It was perhaps inevitable that the co-incidence of the anniversaries of Tippett (100 years since his birth) and the liberation of Auschwitz (60 years) should suggest performances of Tippett's oratorio A Child of Our Time. At the London Coliseum on Friday 21 January 2005, English National Opera took this further and presented the work staged by Jonathan Kent. Kent's production opened on a darkened stage, the chorus crouching, invisible. The set was basic black, visual drama came from some thrilling lighting (lighting designer Mark Henderson). Gradually the chorus became more visible, dressed in a motley selection of black clothes. Perhaps we were in a refugee camp.
The problem with Tippett's oratorio is that, though it tells a dramatic story, it does so in a diffuse fashion; the soloists play no particular roles. Dramatising it is akin to trying to dramatise Messiah (a work whose construction influenced Tippett).
So Jonathan Kent's job was to produce some affecting stage pictures, akin to a choreographer. And, with movement director Linda Dobell, this he did by and large.
When things turned nasty, the crowd stripped and killed a group of refugees; one young man, clad only in a pair of dingy underpants, survives and becomes the young man who commits the assassination which is at the heart of the oratorio. But he also represents a sacrificial victim. At the end of part 2, after the assassination, he is buried only to be reborn with a tree at the opening of part 3.

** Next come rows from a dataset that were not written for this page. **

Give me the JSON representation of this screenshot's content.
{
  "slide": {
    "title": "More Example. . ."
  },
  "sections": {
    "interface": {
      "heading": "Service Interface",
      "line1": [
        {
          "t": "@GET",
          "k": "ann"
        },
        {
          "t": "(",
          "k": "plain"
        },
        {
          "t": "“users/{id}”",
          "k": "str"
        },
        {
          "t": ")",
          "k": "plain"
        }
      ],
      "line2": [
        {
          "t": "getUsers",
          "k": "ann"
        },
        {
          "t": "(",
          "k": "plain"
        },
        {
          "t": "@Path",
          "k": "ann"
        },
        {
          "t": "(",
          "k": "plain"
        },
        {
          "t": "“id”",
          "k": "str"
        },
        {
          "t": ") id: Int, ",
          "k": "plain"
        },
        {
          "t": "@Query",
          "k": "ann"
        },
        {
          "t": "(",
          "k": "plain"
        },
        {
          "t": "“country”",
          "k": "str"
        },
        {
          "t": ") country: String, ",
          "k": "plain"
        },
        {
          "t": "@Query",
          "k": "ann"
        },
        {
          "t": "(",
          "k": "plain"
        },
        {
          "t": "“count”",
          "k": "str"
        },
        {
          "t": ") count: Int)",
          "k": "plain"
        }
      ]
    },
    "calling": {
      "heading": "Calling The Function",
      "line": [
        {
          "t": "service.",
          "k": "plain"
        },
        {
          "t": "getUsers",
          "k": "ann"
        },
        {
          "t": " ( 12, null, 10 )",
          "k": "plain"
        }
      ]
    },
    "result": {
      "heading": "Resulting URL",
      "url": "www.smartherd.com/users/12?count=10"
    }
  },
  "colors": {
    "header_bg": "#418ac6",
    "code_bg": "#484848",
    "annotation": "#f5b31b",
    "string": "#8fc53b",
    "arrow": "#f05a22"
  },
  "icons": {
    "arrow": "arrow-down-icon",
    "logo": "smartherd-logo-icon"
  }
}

A scene from 'A Child of Our Time' at English National Opera. Photo © Neil Libbert
In this part, where Tippett leaves drama behind and concentrates on more philosophical matters, Kent's dramatic sense seems to have run aground a little. The tree burst into flames, to provide a thrilling dramatic moment, but as a sign of rebirth and reconciliation the chorus took their shoes and socks off (well the men did, the women just took their shoes off and left their tights on) and stood on little squares of grass.
Copyright © 25 January 2005
Robert Hugill, London UK